      4 disk layout.  If these file systems were upgraded to Version 4, your
      system would fail to boot with the 11.0 kernel as delivered or the
      emergency recovery media.	 You can, however, upgrade these core file
      systems to Version 4 on an HP-UX 11.1x system.

      Disk layout versions cannot be downgraded, for example, you cannot
      change a file system from disk layout version 4 to disk layout version
      3.

      A file system cannot be upgraded from a Version 3 disk layout to a
      Version 4 disk layout if its intent log size is less than 256
      kilobytes.




 Hewlett-Packard Company	    - 2 -   HP-UX Release 11i: November 2000






 vxupgrade(1M)						       vxupgrade(1M)




      After upgrading from a Version 2 disk layout, run fsadm -c mount-point
      to convert the inode format to allow growth beyond a two-gigabyte
      offset.

 DIAGNOSTICS
      vxupgrade returns an exit value of 0 if the upgrade was successful, 1
      if the upgrade failed due to a lack of free space, and 2 if the
      upgrade failed for some other reason.

 FILES
      mount_point/lost+found/.fsadm lock file

 SEE ALSO
      fsadm_vxfs(1M), mkfs_vxfs(1M), vxfsio(7).

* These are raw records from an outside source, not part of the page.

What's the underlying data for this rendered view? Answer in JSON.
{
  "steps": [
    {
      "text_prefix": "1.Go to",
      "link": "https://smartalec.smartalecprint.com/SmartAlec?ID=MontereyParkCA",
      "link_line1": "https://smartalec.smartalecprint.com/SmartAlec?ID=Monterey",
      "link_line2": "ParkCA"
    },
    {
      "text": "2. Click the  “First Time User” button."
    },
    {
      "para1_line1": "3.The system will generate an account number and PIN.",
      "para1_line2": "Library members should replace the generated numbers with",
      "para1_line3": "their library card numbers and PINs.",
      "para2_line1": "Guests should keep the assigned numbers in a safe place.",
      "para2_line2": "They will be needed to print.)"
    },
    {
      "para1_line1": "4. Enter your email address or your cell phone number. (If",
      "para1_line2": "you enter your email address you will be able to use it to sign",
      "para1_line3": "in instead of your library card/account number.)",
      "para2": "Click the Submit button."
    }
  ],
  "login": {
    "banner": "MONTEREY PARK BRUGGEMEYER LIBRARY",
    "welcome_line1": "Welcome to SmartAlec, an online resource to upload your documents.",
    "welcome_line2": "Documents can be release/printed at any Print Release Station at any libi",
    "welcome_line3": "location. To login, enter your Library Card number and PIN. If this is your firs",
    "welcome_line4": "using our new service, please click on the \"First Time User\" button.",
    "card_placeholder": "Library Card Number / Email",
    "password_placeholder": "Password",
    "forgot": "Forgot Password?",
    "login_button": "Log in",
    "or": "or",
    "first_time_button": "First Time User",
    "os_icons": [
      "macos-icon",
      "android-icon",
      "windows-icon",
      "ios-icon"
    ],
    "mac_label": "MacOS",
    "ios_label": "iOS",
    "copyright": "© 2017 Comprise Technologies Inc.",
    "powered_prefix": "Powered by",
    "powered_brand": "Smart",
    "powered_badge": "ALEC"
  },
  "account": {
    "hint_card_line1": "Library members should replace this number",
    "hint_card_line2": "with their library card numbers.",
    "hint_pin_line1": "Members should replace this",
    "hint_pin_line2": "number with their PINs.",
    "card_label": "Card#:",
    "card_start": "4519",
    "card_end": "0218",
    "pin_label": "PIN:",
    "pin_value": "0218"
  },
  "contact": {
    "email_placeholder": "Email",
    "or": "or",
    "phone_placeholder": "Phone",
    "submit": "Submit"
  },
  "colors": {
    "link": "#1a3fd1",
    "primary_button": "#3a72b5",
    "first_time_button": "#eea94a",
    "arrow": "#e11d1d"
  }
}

 Hewlett-Packard Company	    - 3 -   HP-UX Release 11i: November 2000